* Indexes reverse course after higher open
* Pandora soars after comments on new music royalties
* FedEx rises after Q3 profit beats view
* Indexes down: Dow 0.65 pct, S&P 0.81 pct, Nasdaq 0.59 pct (Adds details, changes comment, updates prices)
By Abhiram Nandakumar
Dec 17 (Reuters) - Wall Street looked set to snap a three-day rally on Thursday, dragged down by energy and materials stocks, a day after the Federal Reserve raised interest rates for the first time in nine years.
Crude oil prices resumed their slide after gaining earlier in the day on persistent oversupply worries and after the dollar hit a two-week high.
The central bank raised its benchmark rate by 25 basis points to between 0.25 percent and 0.50 percent, signaling confidence in the strength of the world's largest economy.
Global stocks surged on Fed Chair Janet Yellen's assurance that further tightening would be gradual and heavily dependent on inflation, which remained firmly below the central bank's 2 percent target.
"The markets have reversed from a higher opening, but that was to be expected after yesterday's surge," said Peter Cardillo, chief market economist at First Standard Financial in New York.
At 11:02 a.m. ET (1602 GMT), the Dow Jones industrial average was down 115.28 points, or 0.65 percent, at 17,633.81, the S&P 500 was down 16.71 points, or 0.81 percent, at 2,056.36 and the Nasdaq Composite index was down 29.91 points, or 0.59 percent, at 5,041.23.
All 10 major S&P sectors were lower, with the energy sector's 1.6 percent fall leading the decliners.

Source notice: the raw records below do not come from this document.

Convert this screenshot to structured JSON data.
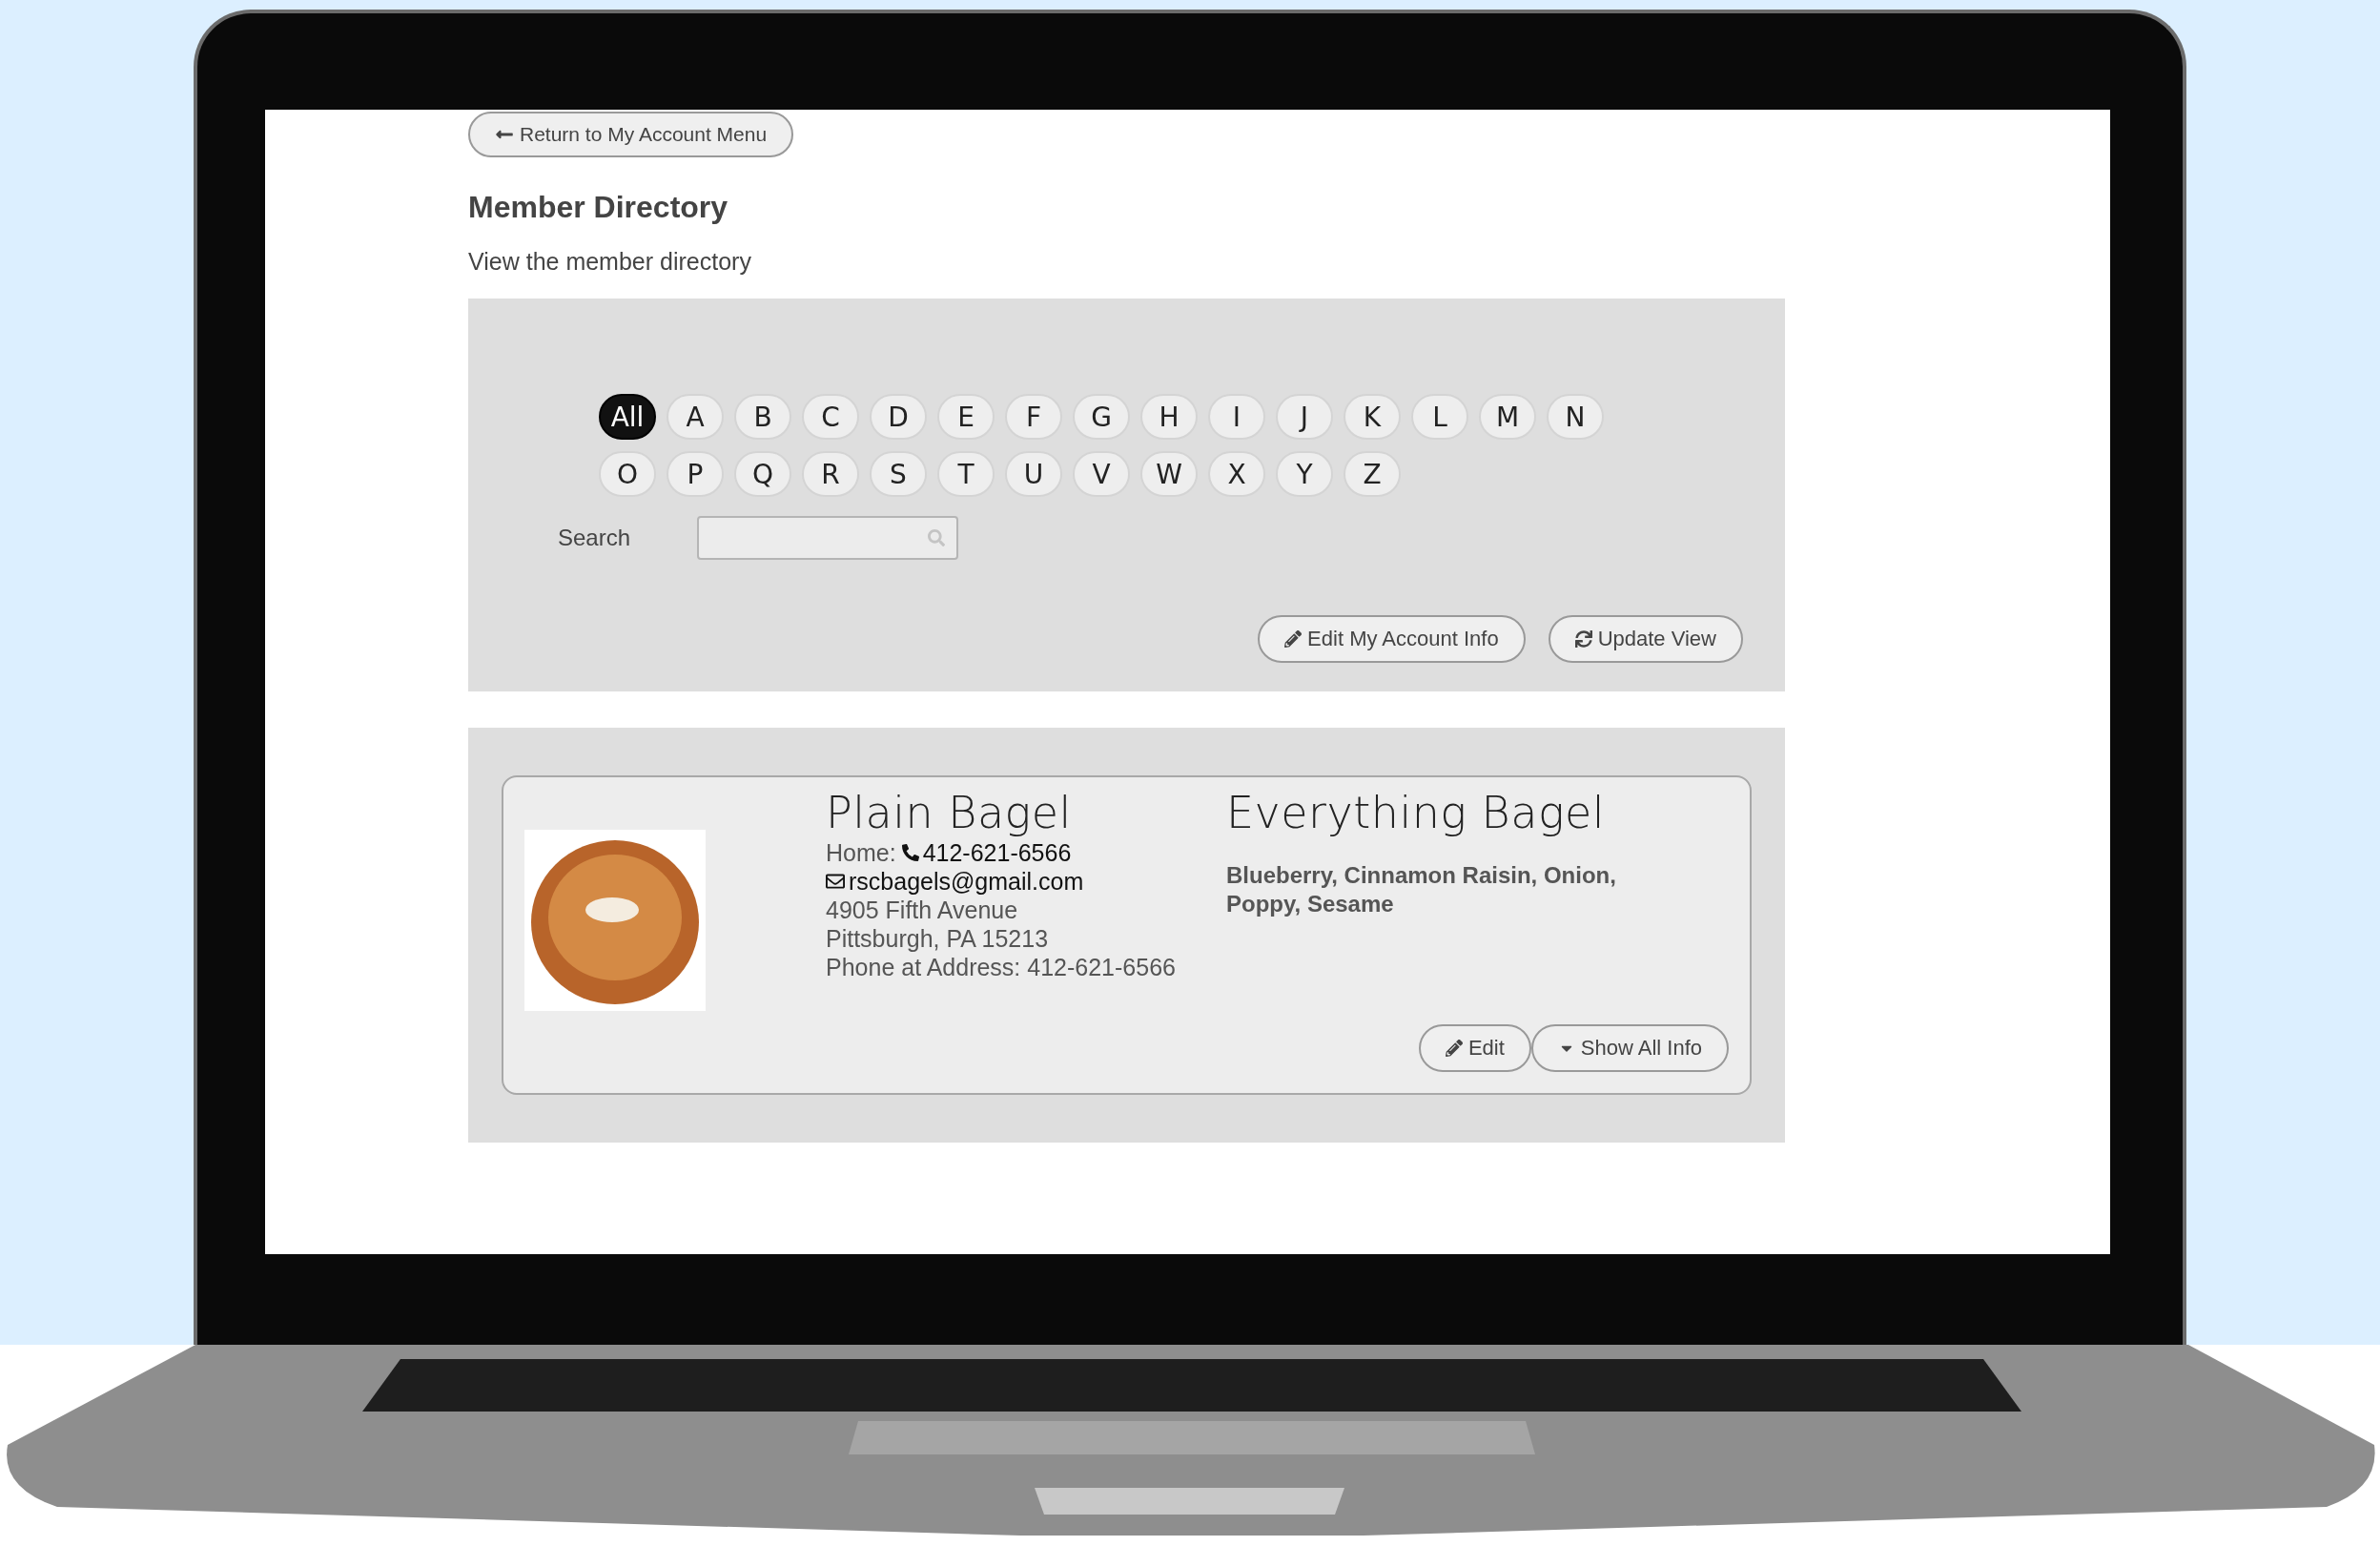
{
  "back_button": {
    "label": "Return to My Account Menu"
  },
  "title": "Member Directory",
  "subtitle": "View the member directory",
  "letter_rows": [
    [
      {
        "label": "All",
        "selected": true
      },
      {
        "label": "A",
        "selected": false
      },
      {
        "label": "B",
        "selected": false
      },
      {
        "label": "C",
        "selected": false
      },
      {
        "label": "D",
        "selected": false
      },
      {
        "label": "E",
        "selected": false
      },
      {
        "label": "F",
        "selected": false
      },
      {
        "label": "G",
        "selected": false
      },
      {
        "label": "H",
        "selected": false
      },
      {
        "label": "I",
        "selected": false
      },
      {
        "label": "J",
        "selected": false
      },
      {
        "label": "K",
        "selected": false
      },
      {
        "label": "L",
        "selected": false
      },
      {
        "label": "M",
        "selected": false
      },
      {
        "label": "N",
        "selected": false
      }
    ],
    [
      {
        "label": "O",
        "selected": false
      },
      {
        "label": "P",
        "selected": false
      },
      {
        "label": "Q",
        "selected": false
      },
      {
        "label": "R",
        "selected": false
      },
      {
        "label": "S",
        "selected": false
      },
      {
        "label": "T",
        "selected": false
      },
      {
        "label": "U",
        "selected": false
      },
      {
        "label": "V",
        "selected": false
      },
      {
        "label": "W",
        "selected": false
      },
      {
        "label": "X",
        "selected": false
      },
      {
        "label": "Y",
        "selected": false
      },
      {
        "label": "Z",
        "selected": false
      }
    ]
  ],
  "search": {
    "label": "Search"
  },
  "actions": [
    {
      "kind": "edit",
      "label": "Edit My Account Info"
    },
    {
      "kind": "refresh",
      "label": "Update View"
    }
  ],
  "members": [
    {
      "name": "Plain Bagel",
      "home_label": "Home:",
      "phone": "412-621-6566",
      "email": "rscbagels@gmail.com",
      "address_lines": [
        "4905 Fifth Avenue",
        "Pittsburgh, PA 15213",
        "Phone at Address: 412-621-6566"
      ],
      "business_name": "Everything Bagel",
      "varieties": "Blueberry, Cinnamon Raisin, Onion, Poppy, Sesame",
      "buttons": [
        {
          "kind": "edit",
          "label": "Edit"
        },
        {
          "kind": "expand",
          "label": "Show All Info"
        }
      ]
    }
  ]
}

Conocophilips was down 4 percent and was the biggest drag on the sector.
Exxon and Chevron were both down about 1 percent.

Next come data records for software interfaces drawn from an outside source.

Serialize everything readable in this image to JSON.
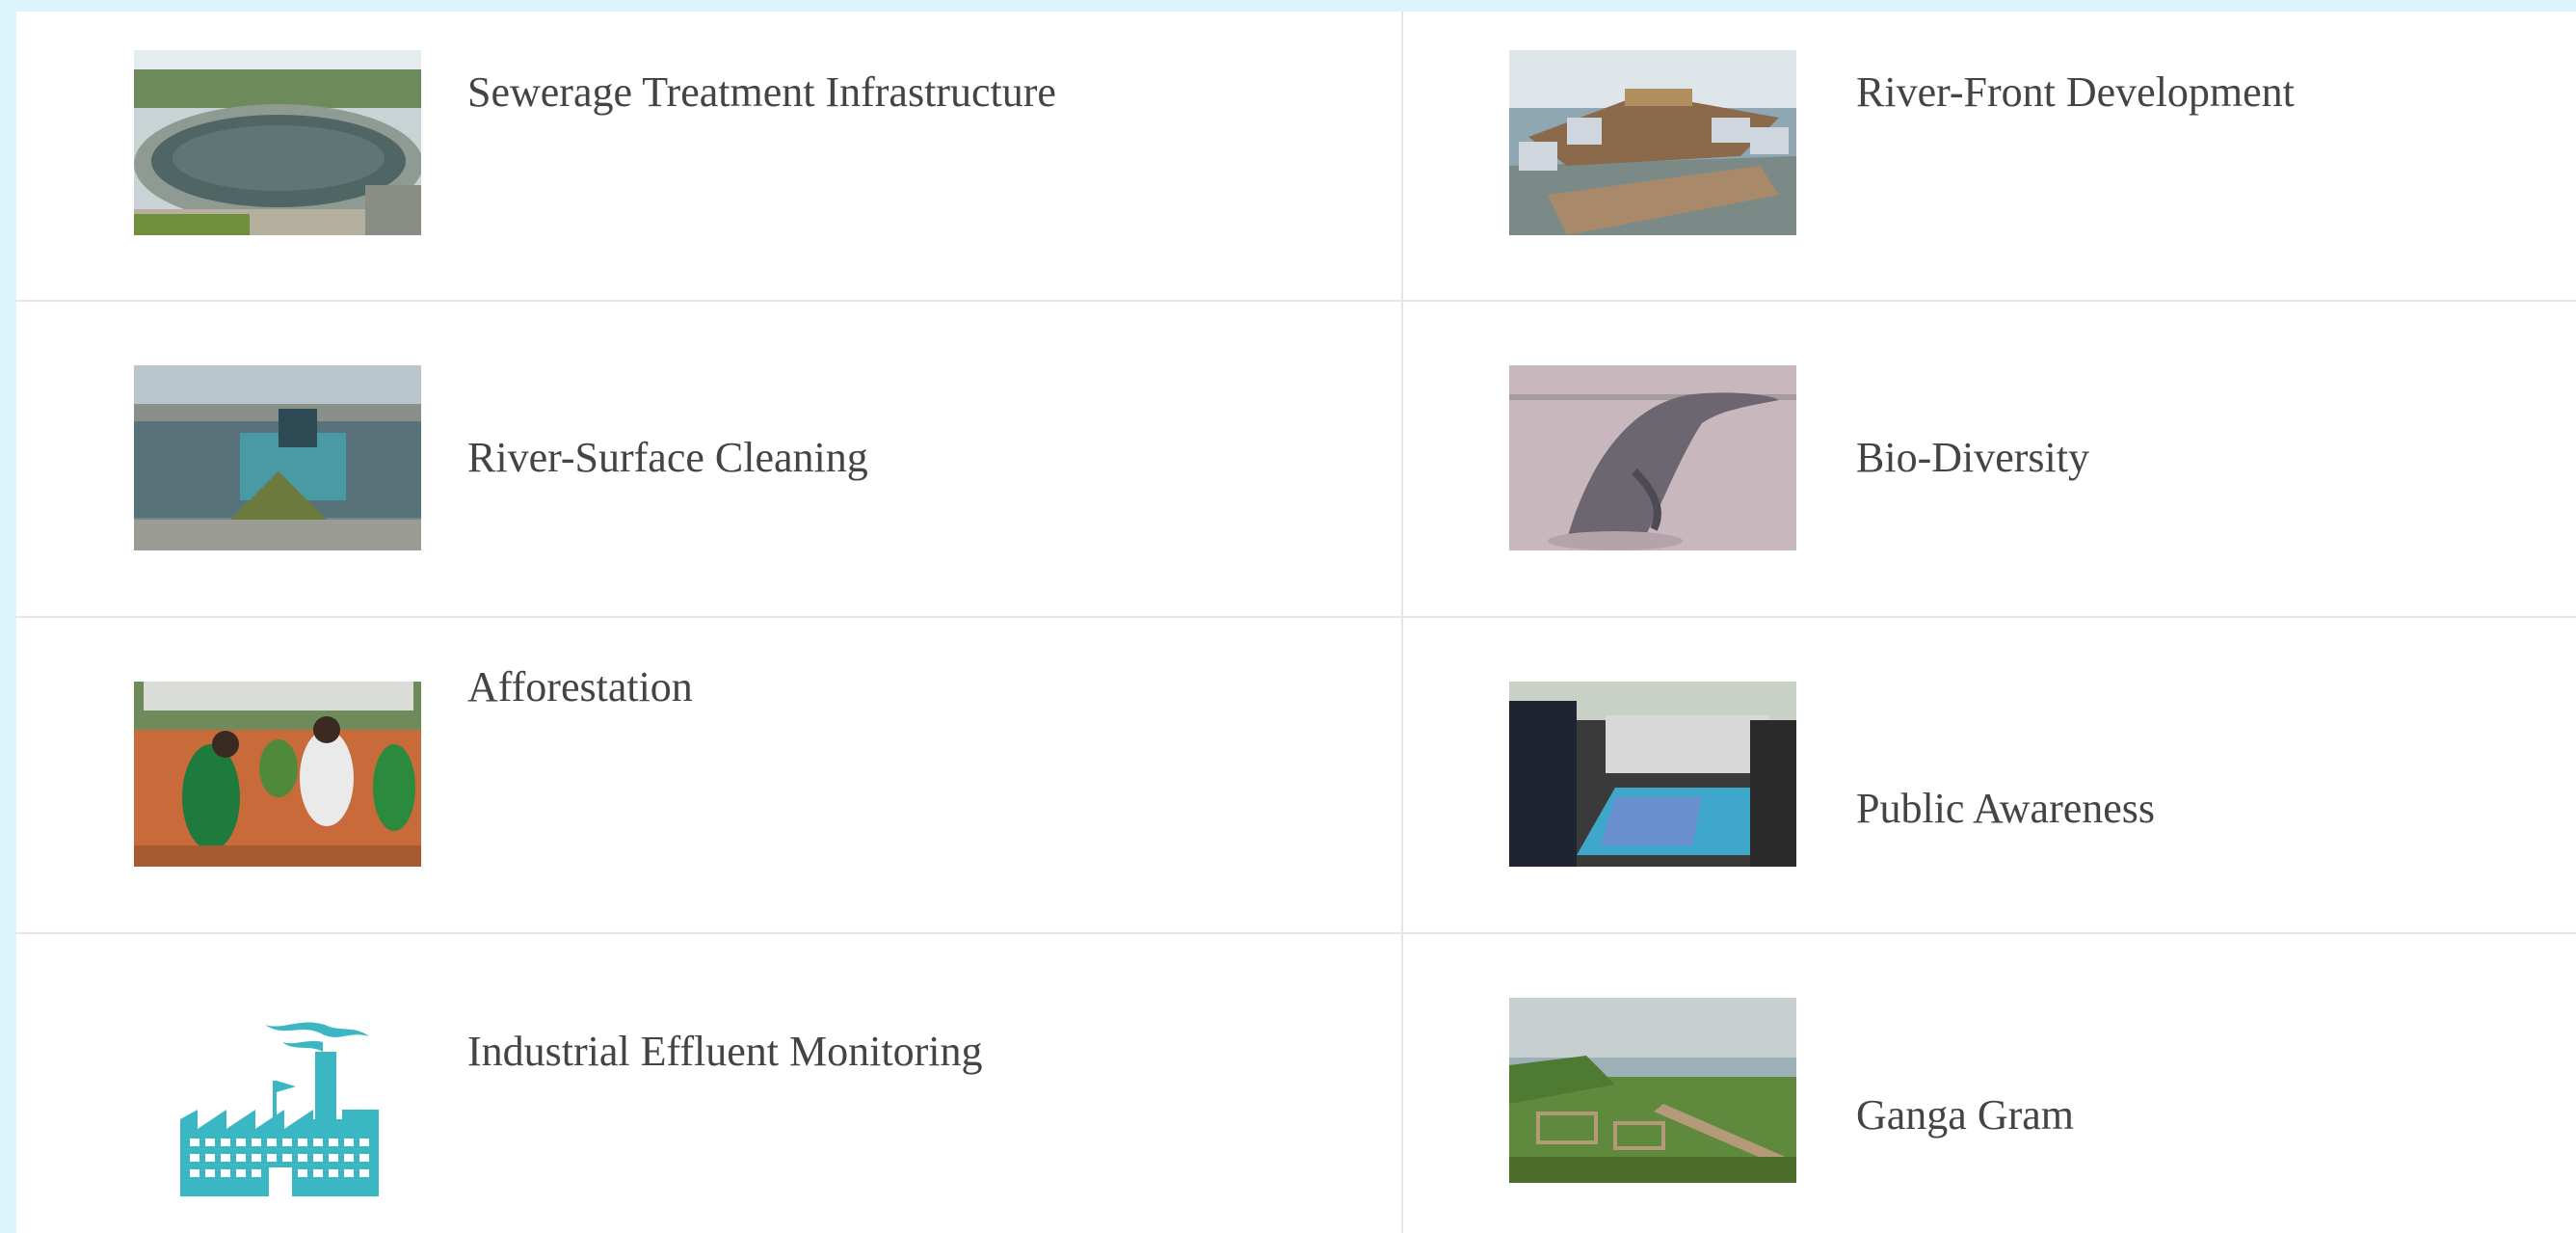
{
  "items": [
    {
      "label": "Sewerage Treatment Infrastructure",
      "icon": "sewerage-treatment-photo"
    },
    {
      "label": "River-Front Development",
      "icon": "river-front-photo"
    },
    {
      "label": "River-Surface Cleaning",
      "icon": "river-surface-cleaning-photo"
    },
    {
      "label": "Bio-Diversity",
      "icon": "dolphin-photo"
    },
    {
      "label": "Afforestation",
      "icon": "afforestation-photo"
    },
    {
      "label": "Public Awareness",
      "icon": "public-awareness-photo"
    },
    {
      "label": "Industrial Effluent Monitoring",
      "icon": "factory-icon"
    },
    {
      "label": "Ganga Gram",
      "icon": "ganga-gram-photo"
    }
  ],
  "colors": {
    "background": "#dcf5fd",
    "panel": "#ffffff",
    "text": "#444444",
    "divider": "#e6e6e6",
    "factory_icon": "#3bb7c3"
  }
}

Newmont Mining was down 8 percent at $17.58 and was the biggest influence on the materials index's 1.25 percent decline.
General Mills was down 3.8 percent at $56.93 after its quarterly sales missed estimates.
Oracle was down 4.3 percent at $37.26 after its third-quarter profit forecast failed to impress investors.

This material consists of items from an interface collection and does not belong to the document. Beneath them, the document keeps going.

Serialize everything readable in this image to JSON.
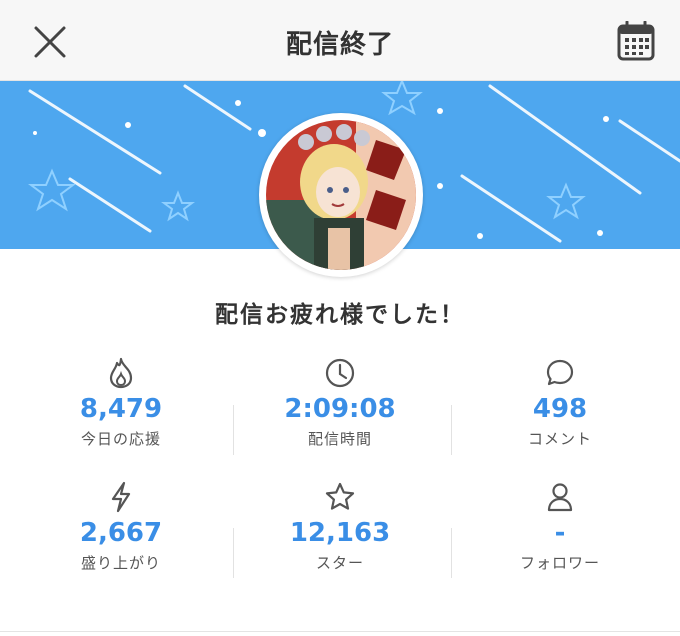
{
  "header": {
    "title": "配信終了",
    "close_icon": "close-icon",
    "calendar_icon": "calendar-icon"
  },
  "message": "配信お疲れ様でした！",
  "stats": [
    {
      "icon": "flame-icon",
      "value": "8,479",
      "label": "今日の応援"
    },
    {
      "icon": "clock-icon",
      "value": "2:09:08",
      "label": "配信時間"
    },
    {
      "icon": "speech-bubble-icon",
      "value": "498",
      "label": "コメント"
    },
    {
      "icon": "lightning-icon",
      "value": "2,667",
      "label": "盛り上がり"
    },
    {
      "icon": "star-icon",
      "value": "12,163",
      "label": "スター"
    },
    {
      "icon": "person-icon",
      "value": "-",
      "label": "フォロワー"
    }
  ],
  "colors": {
    "banner": "#4ea7ef",
    "value_text": "#3a8ee6",
    "header_bg": "#f7f7f7"
  }
}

Pandora was up 11.6 percent at $15 after the media-streaming company said new music royalty rates were "balanced".
FedEx was up 2.9 percent at $153.10 after it reported a better-than-expected quarterly profit.
Investors will now keep a weather eye on data to gauge the economy's capacity to withstand higher rates.
Data showed jobless claims fell to 271,000 last week, below 275,000 estimated, while third-quarter current account deficit expanded to $124.1 billion, the largest shortfall since the fourth quarter of 2008.
Declining issues outnumbered advancing ones on the NYSE by 1,841 to 1,098. On the Nasdaq, 1,530 issues fell and 1,119 fell.
The S&P 500 index showed 10 new 52-week highs and 11 new lows, while the Nasdaq recorded 38 new highs and 53 new lows. (Reporting by Abhiram Nandakumar in Bengaluru; Editing by Anil D'Silva)